(Data for the task Opens)
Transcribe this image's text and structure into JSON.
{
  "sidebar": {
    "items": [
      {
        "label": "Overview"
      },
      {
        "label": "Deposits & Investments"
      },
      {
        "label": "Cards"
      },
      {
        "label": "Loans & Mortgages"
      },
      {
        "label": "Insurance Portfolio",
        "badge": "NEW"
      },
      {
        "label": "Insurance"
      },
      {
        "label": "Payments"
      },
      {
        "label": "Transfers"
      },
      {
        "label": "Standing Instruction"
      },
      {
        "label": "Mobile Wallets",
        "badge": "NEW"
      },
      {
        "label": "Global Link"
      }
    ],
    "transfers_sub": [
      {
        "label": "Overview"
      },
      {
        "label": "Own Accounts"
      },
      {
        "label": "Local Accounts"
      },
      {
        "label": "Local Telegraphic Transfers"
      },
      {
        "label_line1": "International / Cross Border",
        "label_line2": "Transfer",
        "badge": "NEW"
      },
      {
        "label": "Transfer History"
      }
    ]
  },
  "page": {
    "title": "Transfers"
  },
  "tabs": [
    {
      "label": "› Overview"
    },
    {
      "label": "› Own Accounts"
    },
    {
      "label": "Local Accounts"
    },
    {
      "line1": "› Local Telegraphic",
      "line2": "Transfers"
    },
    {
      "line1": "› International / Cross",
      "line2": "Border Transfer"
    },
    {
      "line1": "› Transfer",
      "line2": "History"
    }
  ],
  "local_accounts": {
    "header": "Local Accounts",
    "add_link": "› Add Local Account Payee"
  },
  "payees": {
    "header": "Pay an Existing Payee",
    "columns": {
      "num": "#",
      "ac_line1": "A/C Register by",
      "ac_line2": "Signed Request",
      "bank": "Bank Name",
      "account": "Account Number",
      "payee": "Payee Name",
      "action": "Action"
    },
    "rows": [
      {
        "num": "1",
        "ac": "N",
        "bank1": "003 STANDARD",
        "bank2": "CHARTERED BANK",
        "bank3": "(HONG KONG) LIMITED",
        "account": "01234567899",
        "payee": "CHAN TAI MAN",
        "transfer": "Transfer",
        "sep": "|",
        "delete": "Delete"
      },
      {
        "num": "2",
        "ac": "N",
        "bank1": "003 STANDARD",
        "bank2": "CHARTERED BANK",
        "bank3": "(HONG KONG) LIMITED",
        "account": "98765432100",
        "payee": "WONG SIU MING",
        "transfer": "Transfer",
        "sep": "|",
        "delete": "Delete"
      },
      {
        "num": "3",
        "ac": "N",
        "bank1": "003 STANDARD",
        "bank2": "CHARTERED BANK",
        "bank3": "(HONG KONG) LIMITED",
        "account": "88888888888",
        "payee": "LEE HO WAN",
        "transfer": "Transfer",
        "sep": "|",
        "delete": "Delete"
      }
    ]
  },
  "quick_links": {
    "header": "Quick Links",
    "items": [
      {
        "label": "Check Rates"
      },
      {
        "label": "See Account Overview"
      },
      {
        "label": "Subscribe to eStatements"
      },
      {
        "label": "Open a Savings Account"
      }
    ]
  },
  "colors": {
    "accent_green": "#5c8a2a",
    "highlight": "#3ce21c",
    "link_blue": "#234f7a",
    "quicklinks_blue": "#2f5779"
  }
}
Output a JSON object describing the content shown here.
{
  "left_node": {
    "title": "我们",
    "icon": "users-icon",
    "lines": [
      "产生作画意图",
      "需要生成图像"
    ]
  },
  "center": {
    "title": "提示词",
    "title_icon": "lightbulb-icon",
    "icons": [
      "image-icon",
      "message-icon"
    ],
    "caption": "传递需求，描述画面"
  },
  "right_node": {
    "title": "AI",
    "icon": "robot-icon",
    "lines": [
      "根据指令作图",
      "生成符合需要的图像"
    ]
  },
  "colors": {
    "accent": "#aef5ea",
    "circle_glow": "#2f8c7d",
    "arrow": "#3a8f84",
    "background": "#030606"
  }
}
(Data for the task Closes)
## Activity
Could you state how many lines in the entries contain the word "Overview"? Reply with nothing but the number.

## Your response
4